Photo credit: Roger Metcalf; Amy Meyer and Poornima Kirby as The Countess. The Countess is beside herself. See what I did there? No? Fine.

Presented by Imaginary Beasts
Angela Carter’s Hairy Tales: “Vampirella: Lady of the House of Love”, “The Company of Wolves”
Directed by Matthew Woods
Music composition & sound by Sam Beebe
Choreography by Kiki Samko

October 4 – 26, 2013
Thursdays at 7:30 pm (Vampirella & The Company of Wolves)
Fridays & Saturdays at 8:00 pm (Vampirella & The Company of Wolves)
Saturdays & Sundays at 4:00 pm (Puss in Boots)
Plaza Black Box Theatre at the Boston Center for the Arts
539 Tremont Street
Boston, MA
Imaginary Beasts on
Facebook

Review by Kitty Drexel

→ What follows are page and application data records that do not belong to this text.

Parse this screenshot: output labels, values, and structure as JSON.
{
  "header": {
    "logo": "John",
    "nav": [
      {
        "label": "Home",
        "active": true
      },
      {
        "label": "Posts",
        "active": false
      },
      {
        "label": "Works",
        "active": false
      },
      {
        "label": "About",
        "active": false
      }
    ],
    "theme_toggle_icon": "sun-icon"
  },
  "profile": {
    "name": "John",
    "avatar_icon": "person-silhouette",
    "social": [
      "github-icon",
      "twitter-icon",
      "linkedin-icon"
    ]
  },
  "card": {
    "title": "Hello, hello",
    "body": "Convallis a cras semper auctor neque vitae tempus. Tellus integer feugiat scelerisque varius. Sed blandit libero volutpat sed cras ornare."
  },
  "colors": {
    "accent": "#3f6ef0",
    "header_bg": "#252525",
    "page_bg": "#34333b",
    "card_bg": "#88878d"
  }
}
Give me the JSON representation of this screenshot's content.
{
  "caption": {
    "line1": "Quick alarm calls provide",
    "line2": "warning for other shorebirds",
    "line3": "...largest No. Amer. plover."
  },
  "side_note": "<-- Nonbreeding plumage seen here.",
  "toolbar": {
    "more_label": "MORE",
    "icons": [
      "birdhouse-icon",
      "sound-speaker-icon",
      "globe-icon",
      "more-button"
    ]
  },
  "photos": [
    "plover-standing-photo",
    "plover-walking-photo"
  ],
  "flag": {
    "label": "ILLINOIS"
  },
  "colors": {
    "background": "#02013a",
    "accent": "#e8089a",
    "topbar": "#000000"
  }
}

***Be aware that this is NOT a children’s show. Unless you enjoy subjecting your dear ones to brief nudity, incest, cannibalism, necrophilia and heaps of innuendo. You sick bastards.***

(Boston) Some of the reviews for Hairy Tales lead with how author Angela Carter isn’t popular in the US. Not entirely true. She’s famous in the UK, yes, but she’s also famous here. She’s famous among people who enjoy magical realism (and modern fairytales) and can’t abide trashy alternatives. Carter’s not as famous as Jane Austen or the Brontës but famous enough that her books are still published in the US. They can be found at your local library or on Amazon. They are delicious. Read them.

Vampires and werewolves are scalding hot right now. There are more spinoff’s, movies and TV programmes than there are heaving bosoms to enjoy them. Supernatural creatures are often* metaphors for sexual desire and fulfillment. Female sexual objectification sells and, when paired with the supernatural, its related media will be inhaled by the angsty. Thus, we have a dearth of offerings to present to the generations that haven’t read Dracula but have read the famous Mormon fanfic. In the case of  “The Company of Wolves” (TCOW) and “Vampirella,” objectification gets a rest and liberation takes the stage. There is still enough angst to go around.   Continue reading

Mar 24

Pride and Prejudice: Stage Proves a Better Home for the Classic Satire Than Film

Pride and Prejudice, based on the novel by Jane Austen, adapted by Elizabeth Hunter, Theatre@First, Somerville Theatre, 3/22/12-3/31/12,   http://www.theatreatfirst.org/shows/pride_prejudice/pride_prejudice.shtml.

 

Reviewed by Gillian Daniels

(Somerville, MA) Elizabeth Hunter adapts, directs, and brings an enormously funny Pride and Prejudice to the stage.  Longtime Austen-fans should rejoice at their good fortune.  The thorough play is probably closest to my own imagining of the classic 1813 novel.

The book is a smart satire of the husband-hunting rat race that young women engaged in during the Georgian Era when inheritances were more likely to pass to sons.  Continue reading